As the death toll from the crackdown on the Muslim Brotherhood in Egypt climbs past 800 people, new allegations have emerged that prisoners are being killed in custody by the military government. A charge the government has had difficulty disputing.
|By: DSWright Monday August 19, 2013 6:45 am|
|By: DSWright Thursday August 15, 2013 6:45 am|
Egypt has declared a state of emergency as the death toll in clashes between the Egyptian Military and the Muslim Brotherhood has climbed from 95 to over 500 dead. Many of those dead were killed by Egyptian security forces while protesting against the removal of President Mohamed Morsi.
|By: DSWright Wednesday August 14, 2013 9:25 am|
The “non-coup” coup by the Egyptian military of democratically elected President Mohamed Morsi initiated an increasingly destructive standoff between the military and the Muslim Brotherhood. Demonstrations by the Muslim Brotherhood have often ended in bloodshed as a crackdown by the military seems to have only exacerbated the situation. Now the conflict has enveloped Egypt’s capital city with a reported 95 people being killed today.
|By: DSWright Monday July 29, 2013 6:35 am|
The Egyptian Military has opened fire on protesters supporting the recently deposed president, killing at least 72 people. The protests come in the wake of the military coup that removed freely elected Egyptian President Mohamed Morsi, who remains under arrest. In the aftermath of the coup the military has initiated a crackdown on Morsi supporters, especially those with connections to Morsi’s political party and religious organization, the Muslim Brotherhood.
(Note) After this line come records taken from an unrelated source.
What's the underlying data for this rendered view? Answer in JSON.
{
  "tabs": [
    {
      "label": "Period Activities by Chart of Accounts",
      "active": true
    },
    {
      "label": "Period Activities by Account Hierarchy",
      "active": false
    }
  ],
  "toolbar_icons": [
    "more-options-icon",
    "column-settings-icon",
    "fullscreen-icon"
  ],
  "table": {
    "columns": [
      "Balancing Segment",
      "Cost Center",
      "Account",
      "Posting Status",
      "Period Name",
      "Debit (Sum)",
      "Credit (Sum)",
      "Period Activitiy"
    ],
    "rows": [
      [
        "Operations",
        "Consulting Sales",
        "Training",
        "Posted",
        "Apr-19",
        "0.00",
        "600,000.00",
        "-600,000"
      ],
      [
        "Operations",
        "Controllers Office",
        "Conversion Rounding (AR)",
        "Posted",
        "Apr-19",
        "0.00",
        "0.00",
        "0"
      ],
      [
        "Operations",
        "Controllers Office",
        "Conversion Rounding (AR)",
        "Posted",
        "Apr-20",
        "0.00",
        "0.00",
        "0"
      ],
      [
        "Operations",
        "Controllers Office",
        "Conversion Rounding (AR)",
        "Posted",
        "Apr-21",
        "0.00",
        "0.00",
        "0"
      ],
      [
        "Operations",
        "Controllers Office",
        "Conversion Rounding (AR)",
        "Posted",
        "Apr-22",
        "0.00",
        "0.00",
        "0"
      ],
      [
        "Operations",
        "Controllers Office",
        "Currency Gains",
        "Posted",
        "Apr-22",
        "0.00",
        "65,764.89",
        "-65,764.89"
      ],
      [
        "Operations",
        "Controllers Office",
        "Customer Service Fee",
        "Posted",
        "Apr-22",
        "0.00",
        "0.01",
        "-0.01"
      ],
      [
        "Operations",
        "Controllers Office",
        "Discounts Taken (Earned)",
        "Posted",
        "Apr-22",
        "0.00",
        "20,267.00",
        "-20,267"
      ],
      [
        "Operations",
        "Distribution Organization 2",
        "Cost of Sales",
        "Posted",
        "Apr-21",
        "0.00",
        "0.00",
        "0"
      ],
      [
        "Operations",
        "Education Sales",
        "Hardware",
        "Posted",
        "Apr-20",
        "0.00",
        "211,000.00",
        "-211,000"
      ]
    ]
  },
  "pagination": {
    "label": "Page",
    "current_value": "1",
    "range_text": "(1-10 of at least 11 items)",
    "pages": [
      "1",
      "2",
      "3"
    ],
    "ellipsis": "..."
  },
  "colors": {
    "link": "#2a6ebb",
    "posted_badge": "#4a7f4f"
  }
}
|By: DSWright Thursday July 11, 2013 6:50 am|
As the conflict in Egypt escalates the government run by the Egyptian Military has ordered that the leader of the Muslim Brotherhood, Mohammed Badie, be arrested.
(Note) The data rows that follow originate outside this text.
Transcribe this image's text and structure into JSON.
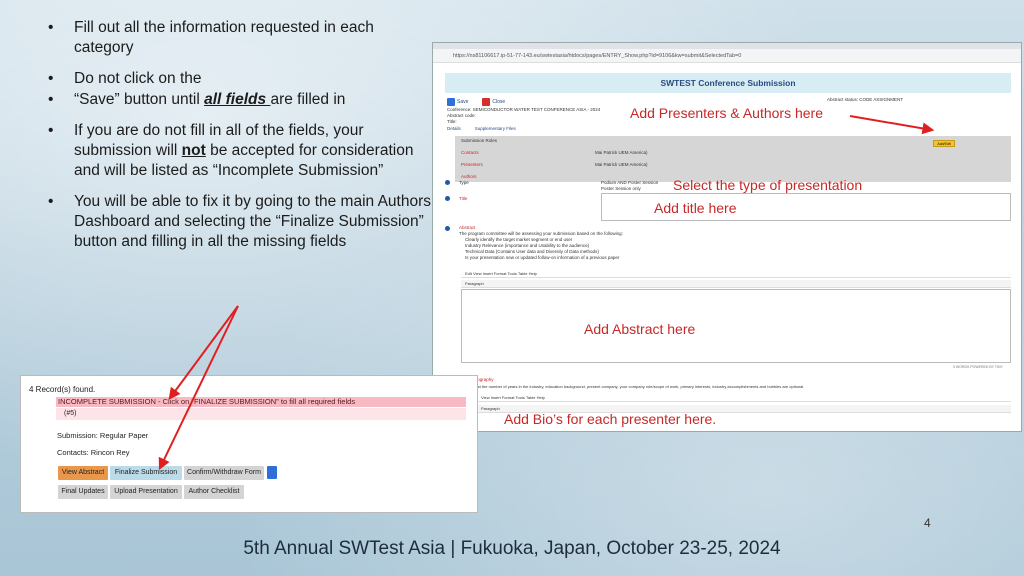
{
  "bullets": {
    "b1": "Fill out all the information requested in each category",
    "b2": "Do not click on the",
    "b3_pre": "“Save” button until ",
    "b3_em": "all fields ",
    "b3_post": "are filled in",
    "b4_pre": "If you are do not fill in all of the fields, your submission will ",
    "b4_strong": "not",
    "b4_post": " be accepted for consideration and will be listed as “Incomplete Submission”",
    "b5": "You will be able to fix it by going to the main Authors Dashboard and selecting the “Finalize Submission” button and filling in all the missing fields"
  },
  "browser": {
    "url": "https://ns81106617.ip-51-77-143.eu/swtestasia/htdocs/pages/ENTRY_Show.php?id=9106&kw=submit&SelectedTab=0",
    "title": "SWTEST Conference Submission",
    "save_label": "Save",
    "close_label": "Close",
    "conference": "Conference: SEMICONDUCTOR WATER TEST CONFERENCE ASIA - 2024",
    "abstract_code": "Abstract code:",
    "title_field": "Title:",
    "abstract_status": "Abstract status: CODE ASSIGNMENT",
    "details_tab": "Details",
    "files_tab": "Supplementary Files",
    "panel_header": "Submission Roles",
    "contacts_label": "Contacts",
    "contacts_val": "Mai Patrick UEM America)",
    "presenters_label": "Presenters",
    "presenters_val": "Mai Patrick UEM America)",
    "authors_label": "Authors",
    "add_btn": "Add/Edit",
    "type_label": "Type",
    "type_opt1": "Podium AND Poster Session",
    "type_opt2": "Poster Session only",
    "title_label": "Title",
    "abstract_label": "Abstract",
    "abstract_help": "The program committee will be assessing your submission based on the following:",
    "abstract_b1": "Clearly identify the target market segment or end user",
    "abstract_b2": "Industry Relevance (importance and Usability to the audience)",
    "abstract_b3": "Technical Data (Contains User data and Diversity of Data methods)",
    "abstract_b4": "Is your presentation new or updated follow-on information of a previous paper",
    "editor_menu": "Edit   View   Insert   Format   Tools   Table   Help",
    "editor_para": "Paragraph",
    "word_count": "0 WORDS  POWERED BY TINY",
    "bio_label": "Bio / Biography",
    "bio_help": "should list the number of years in the industry, education background, present company, your company role/scope of work, primary interests, industry accomplishments and hobbies are optional.",
    "editor_menu2": "View   Insert   Format   Tools   Table   Help"
  },
  "annotations": {
    "presenters": "Add Presenters & Authors here",
    "type": "Select the type of presentation",
    "title": "Add title here",
    "abstract": "Add Abstract here",
    "bio": "Add Bio’s for each presenter here."
  },
  "records": {
    "count": "4 Record(s) found.",
    "incomplete": "INCOMPLETE SUBMISSION - Click on \"FINALIZE SUBMISSION\" to fill all required fields",
    "id": "(#5)",
    "submission": "Submission: Regular Paper",
    "contacts": "Contacts: Rincon Rey",
    "btn_view": "View Abstract",
    "btn_finalize": "Finalize Submission",
    "btn_confirm": "Confirm/Withdraw Form",
    "btn_final_updates": "Final Updates",
    "btn_upload": "Upload Presentation",
    "btn_checklist": "Author Checklist"
  },
  "page_number": "4",
  "footer": "5th Annual SWTest Asia | Fukuoka, Japan, October 23-25, 2024",
  "colors": {
    "annotation_red": "#c62828",
    "accent_blue": "#2b4c7e"
  }
}
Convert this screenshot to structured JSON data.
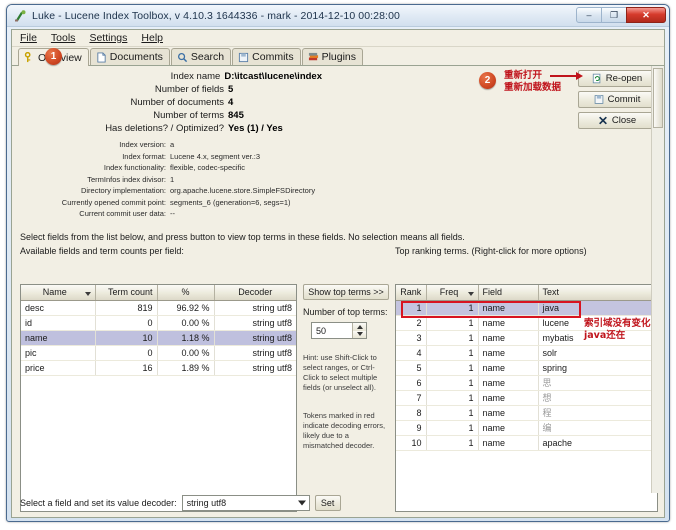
{
  "window": {
    "title": "Luke - Lucene Index Toolbox, v 4.10.3 1644336 - mark - 2014-12-10 00:28:00",
    "icon": "luke-icon",
    "buttons": {
      "minimize": "–",
      "maximize": "❐",
      "close": "✕"
    }
  },
  "menubar": {
    "items": [
      {
        "label": "File"
      },
      {
        "label": "Tools"
      },
      {
        "label": "Settings"
      },
      {
        "label": "Help"
      }
    ]
  },
  "tabs": [
    {
      "label": "Overview",
      "icon": "key-icon",
      "active": true
    },
    {
      "label": "Documents",
      "icon": "document-icon",
      "active": false
    },
    {
      "label": "Search",
      "icon": "search-icon",
      "active": false
    },
    {
      "label": "Commits",
      "icon": "save-icon",
      "active": false
    },
    {
      "label": "Plugins",
      "icon": "plugins-icon",
      "active": false
    }
  ],
  "overview": {
    "primary_rows": [
      {
        "label": "Index name",
        "value": "D:\\itcast\\lucene\\index"
      },
      {
        "label": "Number of fields",
        "value": "5"
      },
      {
        "label": "Number of documents",
        "value": "4"
      },
      {
        "label": "Number of terms",
        "value": "845"
      },
      {
        "label": "Has deletions? / Optimized?",
        "value": "Yes (1) / Yes"
      }
    ],
    "secondary_rows": [
      {
        "label": "Index version:",
        "value": "a"
      },
      {
        "label": "Index format:",
        "value": "Lucene 4.x, segment ver.:3"
      },
      {
        "label": "Index functionality:",
        "value": "flexible, codec-specific"
      },
      {
        "label": "TermInfos index divisor:",
        "value": "1"
      },
      {
        "label": "Directory implementation:",
        "value": "org.apache.lucene.store.SimpleFSDirectory"
      },
      {
        "label": "Currently opened commit point:",
        "value": "segments_6 (generation=6, segs=1)"
      },
      {
        "label": "Current commit user data:",
        "value": "--"
      }
    ],
    "buttons": [
      {
        "label": "Re-open",
        "icon": "reopen-icon"
      },
      {
        "label": "Commit",
        "icon": "commit-icon"
      },
      {
        "label": "Close",
        "icon": "close-x-icon"
      }
    ]
  },
  "annotations": {
    "badge1": "1",
    "badge2": "2",
    "reopen_note_line1": "重新打开",
    "reopen_note_line2": "重新加载数据",
    "terms_note_line1": "索引域没有变化",
    "terms_note_line2": "java还在",
    "accent_red": "#c0141c",
    "badge_orange": "#cf4722"
  },
  "instructions": {
    "select_fields": "Select fields from the list below, and press button to view top terms in these fields. No selection means all fields.",
    "available_fields": "Available fields and term counts per field:",
    "top_ranking": "Top ranking terms. (Right-click for more options)"
  },
  "fields_table": {
    "columns": [
      "Name",
      "Term count",
      "%",
      "Decoder"
    ],
    "sorted_column": "Name",
    "rows": [
      {
        "name": "desc",
        "term_count": "819",
        "pct": "96.92 %",
        "decoder": "string utf8",
        "selected": false
      },
      {
        "name": "id",
        "term_count": "0",
        "pct": "0.00 %",
        "decoder": "string utf8",
        "selected": false
      },
      {
        "name": "name",
        "term_count": "10",
        "pct": "1.18 %",
        "decoder": "string utf8",
        "selected": true
      },
      {
        "name": "pic",
        "term_count": "0",
        "pct": "0.00 %",
        "decoder": "string utf8",
        "selected": false
      },
      {
        "name": "price",
        "term_count": "16",
        "pct": "1.89 %",
        "decoder": "string utf8",
        "selected": false
      }
    ]
  },
  "terms_table": {
    "columns": [
      "Rank",
      "Freq",
      "Field",
      "Text"
    ],
    "sorted_column": "Freq",
    "rows": [
      {
        "rank": "1",
        "freq": "1",
        "field": "name",
        "text": "java",
        "selected": true
      },
      {
        "rank": "2",
        "freq": "1",
        "field": "name",
        "text": "lucene",
        "selected": false
      },
      {
        "rank": "3",
        "freq": "1",
        "field": "name",
        "text": "mybatis",
        "selected": false
      },
      {
        "rank": "4",
        "freq": "1",
        "field": "name",
        "text": "solr",
        "selected": false
      },
      {
        "rank": "5",
        "freq": "1",
        "field": "name",
        "text": "spring",
        "selected": false
      },
      {
        "rank": "6",
        "freq": "1",
        "field": "name",
        "text": "思",
        "selected": false
      },
      {
        "rank": "7",
        "freq": "1",
        "field": "name",
        "text": "想",
        "selected": false
      },
      {
        "rank": "8",
        "freq": "1",
        "field": "name",
        "text": "程",
        "selected": false
      },
      {
        "rank": "9",
        "freq": "1",
        "field": "name",
        "text": "编",
        "selected": false
      },
      {
        "rank": "10",
        "freq": "1",
        "field": "name",
        "text": "apache",
        "selected": false
      }
    ]
  },
  "mid_controls": {
    "show_top_terms_button": "Show top terms >>",
    "number_label": "Number of top terms:",
    "number_value": "50",
    "hint1": "Hint: use Shift-Click to select ranges, or Ctrl-Click to select multiple fields (or unselect all).",
    "hint2": "Tokens marked in red indicate decoding errors, likely due to a mismatched decoder."
  },
  "bottom": {
    "label": "Select a field and set its value decoder:",
    "decoder_value": "string utf8",
    "set_button": "Set"
  }
}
|By: DSWright Monday July 8, 2013 11:30 am|
Civil disorder has spread through the streets of Egypt in the wake of a coup by the Egyptian Military. The Muslim Brotherhood and its supporters have called for resistance after democratically elected President Mohamed Morsi was deposed.
|By: DSWright Friday July 5, 2013 2:00 pm|
As Washington plays the blame game over the coup in Egypt, those protesting the coup are being gunned down in the streets. Three supporters of Mohamed Morsi were killed as supporters marched towards the military barracks in Cairo where they believe Morsi is being held.
|By: DSWright Monday July 1, 2013 7:35 am|
On Sunday an estimated 14 million Egyptians took to the streets on the anniversary of Egyptian President Mohamed Morsi’s inauguration to call for him to step down. The protesters not only opposed Morsi but objected to the Muslim Brotherhood’s agenda for the country.
|By: Niloufar Saturday April 6, 2013 4:30 pm|
There are signs of significant rifts among Syrian militias trying to overthrow Assad.
|By: E. F. Beall Monday March 25, 2013 7:35 am|
This diary is a preliminary attempt to specify a general conviction of mine that the way forward in the Middle and North Africa region (MENA) is through cooperation between the “democratic” secular movements and the Moderate Islamist movements (Egypt’s Muslim Brotherhood, Tunisia’s Ennahda Party, and Hamas in occupied Palestine), and that this understanding is something U.S. progressives should support.
The title refers to one possible element of the specification. Given that the idea of a two-state solution, meaning Israel and a secular Palestine has become a mere fantasy that no longer has a realistic possibility of implementation, perhaps Fatah and Hamas can finally realize that it is vital for them to settle their differences, and come to an understanding on international issues to struggle for, of which one element might be a new two-state proposal.